Ultra-Poly, Plastics Industry Association develop bumper fascia recycling program
Portland, Pa.-based Ultra-Poly Corp. and the Plastics Industry Association have developed a process to collect and recycle plastic automotive bumper covers in a way that is "economically feasible" for businesses.
Ultra-Poly will "easily" process 1 million pounds of bumper facias this year, said Kevin Cronin, vice president of sustainability and research and development, and it is hoping to someday reach "around 10 million pounds."
Now, the compounder is working to create enough demand to reach higher volumes. Eventually, Cronin said, he believes "there's 10 [million] to 15 million pounds that are accessible to [Ultra-Poly], with a little bit of work."
The secret, he said, lies in collection strategies that Ultra-Poly plans to build out "so that it is less regional and we're able to pull from further distances."
Automotive scrap yards, a traditional source for out-of-use bumper fascias, ended up being a "significant hill to climb" in project development, Cronin said.
"An awful lot of stuff is left on the fascia," he said, like turn-signal lamps, headlights, embedded mounting brackets and wiring harnesses. Scrap and recycling yards often don't have an economic incentive to separate the materials, Cronin added.

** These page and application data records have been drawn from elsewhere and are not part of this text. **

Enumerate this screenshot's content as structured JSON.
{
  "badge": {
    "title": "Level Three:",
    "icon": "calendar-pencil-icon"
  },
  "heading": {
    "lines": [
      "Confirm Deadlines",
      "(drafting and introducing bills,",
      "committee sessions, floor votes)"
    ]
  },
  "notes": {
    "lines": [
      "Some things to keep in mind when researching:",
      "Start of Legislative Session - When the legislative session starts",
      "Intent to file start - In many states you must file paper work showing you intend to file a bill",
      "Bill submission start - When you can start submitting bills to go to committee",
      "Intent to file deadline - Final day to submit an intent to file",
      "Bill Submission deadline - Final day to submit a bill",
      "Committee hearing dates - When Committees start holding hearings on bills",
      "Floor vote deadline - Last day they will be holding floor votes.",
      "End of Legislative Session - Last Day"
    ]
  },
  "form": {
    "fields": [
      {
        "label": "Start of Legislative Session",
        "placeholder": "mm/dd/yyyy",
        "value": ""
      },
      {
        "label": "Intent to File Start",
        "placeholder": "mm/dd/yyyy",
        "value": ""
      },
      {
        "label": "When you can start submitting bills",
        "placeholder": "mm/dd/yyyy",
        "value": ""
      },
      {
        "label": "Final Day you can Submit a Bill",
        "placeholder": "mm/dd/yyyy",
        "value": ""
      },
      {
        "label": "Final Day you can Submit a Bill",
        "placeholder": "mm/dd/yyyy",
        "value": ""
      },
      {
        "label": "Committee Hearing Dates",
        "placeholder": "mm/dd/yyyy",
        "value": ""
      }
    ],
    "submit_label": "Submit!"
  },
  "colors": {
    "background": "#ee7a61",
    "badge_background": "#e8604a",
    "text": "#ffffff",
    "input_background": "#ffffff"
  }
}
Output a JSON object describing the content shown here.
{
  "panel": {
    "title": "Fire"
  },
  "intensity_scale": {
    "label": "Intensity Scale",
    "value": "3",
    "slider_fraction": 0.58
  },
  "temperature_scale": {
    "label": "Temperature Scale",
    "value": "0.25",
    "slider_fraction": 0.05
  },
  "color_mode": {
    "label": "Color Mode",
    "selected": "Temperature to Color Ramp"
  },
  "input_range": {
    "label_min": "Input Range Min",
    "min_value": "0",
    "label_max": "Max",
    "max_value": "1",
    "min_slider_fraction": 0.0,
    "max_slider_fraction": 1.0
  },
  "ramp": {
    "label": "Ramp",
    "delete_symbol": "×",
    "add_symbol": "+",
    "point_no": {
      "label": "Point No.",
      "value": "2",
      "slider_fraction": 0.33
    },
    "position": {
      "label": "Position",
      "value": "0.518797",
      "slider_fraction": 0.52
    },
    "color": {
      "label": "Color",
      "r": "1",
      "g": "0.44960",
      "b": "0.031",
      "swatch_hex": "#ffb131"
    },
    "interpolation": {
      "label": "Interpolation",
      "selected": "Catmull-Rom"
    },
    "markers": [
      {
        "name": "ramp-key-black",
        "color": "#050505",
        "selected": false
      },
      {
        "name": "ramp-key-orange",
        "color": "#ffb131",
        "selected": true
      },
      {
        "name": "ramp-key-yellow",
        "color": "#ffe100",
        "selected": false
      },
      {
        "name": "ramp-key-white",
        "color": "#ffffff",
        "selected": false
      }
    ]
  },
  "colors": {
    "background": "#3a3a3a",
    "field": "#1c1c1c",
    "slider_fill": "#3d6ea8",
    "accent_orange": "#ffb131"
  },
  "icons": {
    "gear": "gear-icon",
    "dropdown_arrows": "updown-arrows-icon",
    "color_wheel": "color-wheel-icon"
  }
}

A better source for the fascias, he said, are automotive repair shops, where "anything that can be salvaged of the fascia … all gets taken off and reused."
"Auto body shops have dumpsters filled with bumpers that they don't want to have to pay to get [into a] landfill," said Patrick Krieger, director of sustainability and materials at the Washington-based plastics trade group. "Companies also don't want to have to buy those back from auto body shops."
These bumpers, Cronin said, are "significantly more stripped down" with "smaller amounts of contamination … that can be relatively easily removed" with mechanical recycling processes and metal separation technology.
Ultra-Poly also evaluated the physical characteristics of the bumper material in two forms for potential product applications — pellets from bumpers with paint on them, and pellets from bumpers without paint — because "processing makes cost," Krieger said.
"When you take paint off, you create another stream of waste to deal with," Cronin said. "If there's enough outlet for the material without having to do that, it makes more sense to do it that way."
None of the bumper program materials that Ultra-Poly is working on currently are capable of going into a Class A automotive finish, he said. "But they could certainly go into other applications on a vehicle where a Class A finish is not necessary."
Ultra-Poly is using the material as a component in compounds for products like dunnage, bins and totes, Cronin said.
"We are endeavoring to expand the program to significant enough volumes that we can continue to work on the technical cleanup of the material," he said. "We're pretty confident we're going to be able to get [the material] back into automobiles … when we are able to collect this stuff at significant volumes."
The Plastics Industry Association's New End Market Opportunities program has been working to address logistical and technical challenges of recycling plastic products in various supply chains, Krieger said, by providing collaboration and information from other associations that are "subject-matter experts."
"[Cronin] had to create this collection stream himself," Krieger said. "He took the information, he did a lot of creative problem-solving, and the end result is a product stream that's great. … Hopefully other [companies] can take a lesson from that."
Large quantities of bumper fascias need to be consolidated by compacting them "on the spot" at pickup, Cronin said, and "get them back in a quantity that makes sense."
"You have to be able to get the material to your building economically," he said. "That requires some ingenuity … and the ability to have multiple stakeholders.
"There have been a number of attempts to do this," Cronin said. "Without that strong market pull through, which really comes from exposure through an organization like [the association] and having that direct feedback from OEMs and other users, that creates the impetus to make sure programs like this can see the light of day."
'We're pretty confident we're going to be able to get [the material] back into automobiles … when we are able to collect this stuff at significant volumes.'